According to a recent Kaiser Health News report, 20% of Medicare patients hospitalized with one of five conditions (heart failure, heart attack, pneumonia, chronic lung problems or elective hip or knee replacements) return to the hospital within a month of discharge.1 Medicare penalizes hospitals if they have higher 30-day readmission rates than predicted by a Medicare formula based on the hospital’s mix of patients with any of the five conditions listed above and on the overall nation-wide readmission rates during the period July 2011 – June 2014. More than half of the nation’s hospitals were penalized by Medicare in October because they exceeded their predicted hospital readmission rates. Some hospitals do better than others and some states do better than others. Eleven states have unacceptable readmission rates in more than three quarters of their hospitals. Sens. Manchin (D-W.Va) and Wicker (R-Miss) argue that socioeconomic factors should be considered in assessing Medicare penalties; they’ve introduced a bill in the Senate to this effect. There must be additional reasons, however, because other states with underserved populations have lower hospital readmission rates and fewer penalized hospitals (e.g. Maine at 31%, Alaska at 33%). What do Connecticut and New Jersey have in common that results in 90% and 97 % of their hospitals, respectively, penalized for their high readmission rates? Both CT and NJ are among the top three highest per capita income states; the others are DC and MD. Could “more” care result in higher readmission rates in these high income states?
A recent study by Picker and colleagues published in BMC Health Services Research provides a clue.2 The researchers used a retrospective cohort study design to assess predictors of readmissions among 5,507 patients, of whom 21% were readmitted within thirty days. They found that the number of discharge medications was significantly associated with the risk of hospital readmission within thirty days. For example, 18% of patients with 4 to 6 discharge medications and 34% of patients with more than 12 discharge medications were readmitted within 30 days. A predictive model and corresponding risk score for 30 day readmission was developed and included: a) more than 6 discharge medications (1 point), b) more than one emergency department (ED) visit in the prior six months before hospitalization (2 points), c) low hemoglobin value (< 9 gm/dl) (1.5 points), and d) diagnosis of heart failure (1.5 points), peripheral vascular disease (1 point) and, or, metastatic disease (1 point). They found that a quarter of patients with a risk score between 1 and 5 and 35% of patients with a risk score > 5 were readmitted within 30 days.

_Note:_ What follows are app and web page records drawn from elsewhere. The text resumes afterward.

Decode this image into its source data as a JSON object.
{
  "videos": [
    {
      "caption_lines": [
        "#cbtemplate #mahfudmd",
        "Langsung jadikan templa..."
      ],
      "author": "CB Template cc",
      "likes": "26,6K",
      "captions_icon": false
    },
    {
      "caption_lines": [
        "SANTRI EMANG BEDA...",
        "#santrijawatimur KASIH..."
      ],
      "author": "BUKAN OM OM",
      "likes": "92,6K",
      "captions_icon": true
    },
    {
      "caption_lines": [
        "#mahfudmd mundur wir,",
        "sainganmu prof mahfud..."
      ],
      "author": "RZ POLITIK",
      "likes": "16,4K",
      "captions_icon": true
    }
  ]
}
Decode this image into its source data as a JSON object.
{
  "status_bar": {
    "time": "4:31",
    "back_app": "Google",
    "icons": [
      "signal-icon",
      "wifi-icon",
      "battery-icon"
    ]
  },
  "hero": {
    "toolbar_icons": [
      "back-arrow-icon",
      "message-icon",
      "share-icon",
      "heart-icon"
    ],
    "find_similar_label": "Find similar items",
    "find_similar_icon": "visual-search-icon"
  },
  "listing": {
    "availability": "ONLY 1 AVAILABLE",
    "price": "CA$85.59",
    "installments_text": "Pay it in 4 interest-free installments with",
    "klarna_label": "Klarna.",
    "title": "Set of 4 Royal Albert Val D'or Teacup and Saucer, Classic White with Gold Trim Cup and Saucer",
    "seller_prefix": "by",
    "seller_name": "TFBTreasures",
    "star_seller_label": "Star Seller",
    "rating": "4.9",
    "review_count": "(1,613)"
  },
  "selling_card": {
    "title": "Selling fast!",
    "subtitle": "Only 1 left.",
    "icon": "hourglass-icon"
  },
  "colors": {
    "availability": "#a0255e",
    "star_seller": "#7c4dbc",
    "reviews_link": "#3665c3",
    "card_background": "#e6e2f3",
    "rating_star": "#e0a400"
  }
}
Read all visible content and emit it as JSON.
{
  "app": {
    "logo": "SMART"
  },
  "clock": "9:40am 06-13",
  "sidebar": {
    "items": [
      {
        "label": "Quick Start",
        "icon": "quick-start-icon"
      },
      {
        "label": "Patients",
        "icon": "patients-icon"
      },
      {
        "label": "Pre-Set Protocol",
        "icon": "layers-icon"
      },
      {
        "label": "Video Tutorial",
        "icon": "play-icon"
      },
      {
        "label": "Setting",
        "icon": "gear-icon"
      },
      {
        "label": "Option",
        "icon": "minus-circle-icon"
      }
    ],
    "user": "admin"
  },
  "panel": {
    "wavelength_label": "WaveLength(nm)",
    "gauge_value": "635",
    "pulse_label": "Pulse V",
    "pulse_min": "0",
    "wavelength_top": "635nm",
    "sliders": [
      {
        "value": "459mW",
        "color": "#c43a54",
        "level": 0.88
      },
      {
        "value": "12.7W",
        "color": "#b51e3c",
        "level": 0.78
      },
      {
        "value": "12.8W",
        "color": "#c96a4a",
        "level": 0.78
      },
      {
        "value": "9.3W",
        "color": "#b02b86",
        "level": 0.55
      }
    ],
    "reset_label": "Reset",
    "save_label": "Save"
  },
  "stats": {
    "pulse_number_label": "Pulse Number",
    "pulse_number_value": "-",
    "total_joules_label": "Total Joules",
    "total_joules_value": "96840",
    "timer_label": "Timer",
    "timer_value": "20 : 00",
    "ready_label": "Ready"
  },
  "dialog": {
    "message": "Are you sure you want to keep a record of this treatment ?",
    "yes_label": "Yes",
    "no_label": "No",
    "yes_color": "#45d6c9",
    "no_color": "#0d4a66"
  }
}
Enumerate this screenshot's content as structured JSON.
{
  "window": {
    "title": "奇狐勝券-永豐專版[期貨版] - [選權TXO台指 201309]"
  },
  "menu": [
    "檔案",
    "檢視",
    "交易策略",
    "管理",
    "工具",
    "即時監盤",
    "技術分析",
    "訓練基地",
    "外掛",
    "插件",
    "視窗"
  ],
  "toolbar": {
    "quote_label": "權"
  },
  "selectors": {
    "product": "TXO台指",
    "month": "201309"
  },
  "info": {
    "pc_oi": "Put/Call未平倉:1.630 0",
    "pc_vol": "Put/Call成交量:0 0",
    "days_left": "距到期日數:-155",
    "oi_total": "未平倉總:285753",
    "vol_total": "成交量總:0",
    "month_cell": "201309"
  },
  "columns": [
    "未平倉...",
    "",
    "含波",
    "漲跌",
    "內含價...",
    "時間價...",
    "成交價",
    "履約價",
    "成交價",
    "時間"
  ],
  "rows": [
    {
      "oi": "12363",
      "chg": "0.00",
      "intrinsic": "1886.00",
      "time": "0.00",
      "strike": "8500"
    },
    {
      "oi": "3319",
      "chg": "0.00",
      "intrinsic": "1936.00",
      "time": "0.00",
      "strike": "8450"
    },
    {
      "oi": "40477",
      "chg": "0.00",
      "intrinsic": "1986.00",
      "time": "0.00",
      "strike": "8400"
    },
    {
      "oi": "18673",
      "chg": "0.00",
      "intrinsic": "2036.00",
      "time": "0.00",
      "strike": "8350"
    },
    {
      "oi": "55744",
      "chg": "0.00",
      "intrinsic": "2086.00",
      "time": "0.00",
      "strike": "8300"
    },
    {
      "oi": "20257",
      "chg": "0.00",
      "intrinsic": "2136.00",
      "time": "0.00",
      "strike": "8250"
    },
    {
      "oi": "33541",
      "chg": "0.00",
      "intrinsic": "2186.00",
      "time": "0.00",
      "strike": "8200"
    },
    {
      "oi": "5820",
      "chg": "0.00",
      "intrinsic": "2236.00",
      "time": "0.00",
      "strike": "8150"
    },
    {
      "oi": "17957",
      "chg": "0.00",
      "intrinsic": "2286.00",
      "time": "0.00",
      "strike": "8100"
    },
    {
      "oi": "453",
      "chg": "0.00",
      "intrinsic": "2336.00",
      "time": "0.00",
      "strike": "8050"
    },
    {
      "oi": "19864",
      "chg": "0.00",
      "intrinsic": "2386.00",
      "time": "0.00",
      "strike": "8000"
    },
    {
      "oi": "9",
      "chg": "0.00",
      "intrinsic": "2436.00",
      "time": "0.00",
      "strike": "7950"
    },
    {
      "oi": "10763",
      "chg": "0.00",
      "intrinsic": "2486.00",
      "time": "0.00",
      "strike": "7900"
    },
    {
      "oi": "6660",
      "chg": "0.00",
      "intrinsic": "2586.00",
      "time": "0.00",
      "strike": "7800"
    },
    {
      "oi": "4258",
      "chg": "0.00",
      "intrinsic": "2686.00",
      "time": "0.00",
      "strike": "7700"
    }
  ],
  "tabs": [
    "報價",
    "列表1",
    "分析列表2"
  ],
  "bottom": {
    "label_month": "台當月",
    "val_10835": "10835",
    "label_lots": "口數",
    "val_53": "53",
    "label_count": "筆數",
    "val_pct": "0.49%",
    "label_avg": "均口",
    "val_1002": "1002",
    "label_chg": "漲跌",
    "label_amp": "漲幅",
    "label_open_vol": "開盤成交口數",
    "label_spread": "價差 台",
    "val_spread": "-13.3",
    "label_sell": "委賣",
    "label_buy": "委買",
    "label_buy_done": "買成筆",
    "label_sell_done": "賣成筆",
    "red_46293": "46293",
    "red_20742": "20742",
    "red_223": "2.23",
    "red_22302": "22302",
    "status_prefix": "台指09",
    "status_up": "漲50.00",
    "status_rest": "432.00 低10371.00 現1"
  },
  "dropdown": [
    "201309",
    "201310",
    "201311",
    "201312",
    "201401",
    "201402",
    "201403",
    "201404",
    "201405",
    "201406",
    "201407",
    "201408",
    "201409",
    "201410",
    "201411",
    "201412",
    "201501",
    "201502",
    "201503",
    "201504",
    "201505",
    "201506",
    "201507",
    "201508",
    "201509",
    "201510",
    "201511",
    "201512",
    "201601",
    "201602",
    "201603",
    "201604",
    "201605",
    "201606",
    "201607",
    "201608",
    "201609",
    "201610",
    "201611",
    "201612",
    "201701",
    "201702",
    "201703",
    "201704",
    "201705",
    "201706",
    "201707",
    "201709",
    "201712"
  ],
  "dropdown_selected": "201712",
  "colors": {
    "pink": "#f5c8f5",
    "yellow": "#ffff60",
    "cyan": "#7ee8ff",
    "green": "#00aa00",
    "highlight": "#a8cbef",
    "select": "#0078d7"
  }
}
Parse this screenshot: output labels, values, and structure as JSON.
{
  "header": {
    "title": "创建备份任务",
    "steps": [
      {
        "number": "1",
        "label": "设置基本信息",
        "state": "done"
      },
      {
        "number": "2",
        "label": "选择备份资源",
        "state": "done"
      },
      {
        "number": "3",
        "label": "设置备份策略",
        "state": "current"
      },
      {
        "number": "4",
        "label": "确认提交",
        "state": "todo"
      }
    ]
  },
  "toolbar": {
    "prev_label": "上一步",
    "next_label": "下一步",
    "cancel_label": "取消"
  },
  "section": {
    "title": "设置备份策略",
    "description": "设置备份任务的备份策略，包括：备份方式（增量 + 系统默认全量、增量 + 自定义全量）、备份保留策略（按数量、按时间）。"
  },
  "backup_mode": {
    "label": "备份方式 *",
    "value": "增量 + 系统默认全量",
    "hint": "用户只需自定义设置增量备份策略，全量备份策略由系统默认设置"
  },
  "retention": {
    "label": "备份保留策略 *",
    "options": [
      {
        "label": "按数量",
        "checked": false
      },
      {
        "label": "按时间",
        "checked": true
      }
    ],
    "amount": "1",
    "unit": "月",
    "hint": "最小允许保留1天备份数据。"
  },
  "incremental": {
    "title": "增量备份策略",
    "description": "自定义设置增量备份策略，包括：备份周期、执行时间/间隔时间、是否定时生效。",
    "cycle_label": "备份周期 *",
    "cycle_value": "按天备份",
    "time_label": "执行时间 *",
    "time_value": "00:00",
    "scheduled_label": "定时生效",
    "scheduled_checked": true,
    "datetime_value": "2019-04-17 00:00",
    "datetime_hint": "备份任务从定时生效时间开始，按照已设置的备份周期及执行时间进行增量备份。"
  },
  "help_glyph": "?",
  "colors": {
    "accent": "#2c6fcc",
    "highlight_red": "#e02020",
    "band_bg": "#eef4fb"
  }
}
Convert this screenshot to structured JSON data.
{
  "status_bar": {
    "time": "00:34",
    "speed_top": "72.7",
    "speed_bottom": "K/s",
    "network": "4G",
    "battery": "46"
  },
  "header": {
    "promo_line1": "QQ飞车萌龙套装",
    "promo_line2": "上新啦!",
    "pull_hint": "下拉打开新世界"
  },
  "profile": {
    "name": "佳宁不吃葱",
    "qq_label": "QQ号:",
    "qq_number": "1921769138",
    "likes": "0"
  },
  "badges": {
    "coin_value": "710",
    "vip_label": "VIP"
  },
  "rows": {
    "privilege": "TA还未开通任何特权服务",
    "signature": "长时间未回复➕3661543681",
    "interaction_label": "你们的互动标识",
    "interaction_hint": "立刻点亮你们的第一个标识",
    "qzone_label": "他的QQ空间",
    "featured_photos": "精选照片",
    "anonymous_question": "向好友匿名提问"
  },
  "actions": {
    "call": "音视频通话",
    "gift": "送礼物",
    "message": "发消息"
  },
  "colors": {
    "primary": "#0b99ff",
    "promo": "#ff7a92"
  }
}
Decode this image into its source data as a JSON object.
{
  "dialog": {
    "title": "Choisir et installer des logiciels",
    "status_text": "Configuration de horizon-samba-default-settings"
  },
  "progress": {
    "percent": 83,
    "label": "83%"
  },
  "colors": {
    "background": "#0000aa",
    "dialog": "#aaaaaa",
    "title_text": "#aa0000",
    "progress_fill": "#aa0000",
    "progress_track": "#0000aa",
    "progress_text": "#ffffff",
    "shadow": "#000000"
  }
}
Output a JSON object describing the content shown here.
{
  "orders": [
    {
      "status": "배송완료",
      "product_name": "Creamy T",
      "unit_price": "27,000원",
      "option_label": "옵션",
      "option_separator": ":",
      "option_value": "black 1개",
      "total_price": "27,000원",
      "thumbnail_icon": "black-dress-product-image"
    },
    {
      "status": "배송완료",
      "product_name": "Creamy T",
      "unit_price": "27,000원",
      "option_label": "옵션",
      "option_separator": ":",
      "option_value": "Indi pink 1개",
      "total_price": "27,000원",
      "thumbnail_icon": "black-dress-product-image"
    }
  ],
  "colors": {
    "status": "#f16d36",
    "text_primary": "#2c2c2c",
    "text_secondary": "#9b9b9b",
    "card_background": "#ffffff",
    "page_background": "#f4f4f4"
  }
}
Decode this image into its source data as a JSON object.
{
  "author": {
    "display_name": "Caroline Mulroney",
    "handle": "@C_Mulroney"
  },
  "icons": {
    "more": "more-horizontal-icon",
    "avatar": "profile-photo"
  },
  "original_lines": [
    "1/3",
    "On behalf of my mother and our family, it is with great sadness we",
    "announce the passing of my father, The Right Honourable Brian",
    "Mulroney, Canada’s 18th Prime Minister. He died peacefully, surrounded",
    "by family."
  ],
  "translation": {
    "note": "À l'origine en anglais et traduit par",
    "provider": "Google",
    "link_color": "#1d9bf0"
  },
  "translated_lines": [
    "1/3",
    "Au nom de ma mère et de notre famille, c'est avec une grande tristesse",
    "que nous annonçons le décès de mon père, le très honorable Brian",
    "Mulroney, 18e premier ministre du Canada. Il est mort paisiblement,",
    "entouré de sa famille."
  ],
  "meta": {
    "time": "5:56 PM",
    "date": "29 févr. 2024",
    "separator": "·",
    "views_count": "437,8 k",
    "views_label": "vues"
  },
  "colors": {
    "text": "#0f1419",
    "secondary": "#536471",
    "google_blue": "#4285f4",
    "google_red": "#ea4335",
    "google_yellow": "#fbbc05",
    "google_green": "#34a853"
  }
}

The authors concluded that their predictive model reflects the medical complexity of the patient – and it is medical complexity which ultimately drives hospital readmission.
Heart failure is a good example of this medical complexity. Applying Piker’s risk score, an individual with heart failure (1.5 points) who had one ED visit in the prior six months before hospitalization (2 points) and is discharged on more than 6 medications (1 point) would have a risk score of 4.5. But what does that ‘more than 6 medications’ look like in a real life clinical situation interviewing patients? To find out, Knecht3 used the ActualMeds Medication Management System to interview 41 Connecticut patients with heart failure who were recently discharged from homecare following a hospital admission. The patients reported taking an average of 12.6 medications (all took at least 5), many with multiple dosing times. Self-medication with OTCs accounted for 29% of medications. Most patients (71%) were taking medications on the Beers list of potentially harmful drugs in older adults and 48% had related symptoms. Nearly all (95%) were taking medications with anticholinergic side effects and more than half had a high anticholinergic burden score4 thus increasing their risk of cognitive impairment and falls. These results add a lot of granularity to the Picker data: “more than 6” may really be average of twelve medications for patients with heart failure, and it’s not just the number of medications being taken, but medications which pre-dispose patients to adverse drug events (ADEs) coming full circle in causing unplanned (and unpaid for) readmissions. To prevent those re-admissions and even the original admissions in the first place, we need to look seriously at ALL of the medications that a patient is taking, and focus our energy on identification and stratification of patients who are at risk for ADEs.
ActualMeds offers a proprietary suite of evidence-based tools to stratify patients at greatest risk for adverse drug events (ADEs) and resulting emergency visits, hospitalization and readmission. Separate data channels show risks as assessed in the EHR, medication claims, and patient interview. ActualMeds tracks prescriptions by prescriber and also tracks patient self-medication with OTCs, herbal preparations and supplements. The ActualMeds dashboard provides visual heuristics that reveal at a glance those patients taking the most medications and the most complicated regimens. Risks are exposed relative to important drug-drug interactions and quality and patient safety measures such as the Beers’ Criteria medications and CMS STARS alerts. An intuitive workflow enables the system to be used by all levels of licensure; making ActualMeds powerful analytics actionable for the patient’s entire health care team.
Patricia J Neafsey, PhD (pharmacology): Co-founder and Chief Scientific Officer, ActualMeds Corporation. Professor Emeritus, University of Connecticut School of Nursing. @PharmacoQueen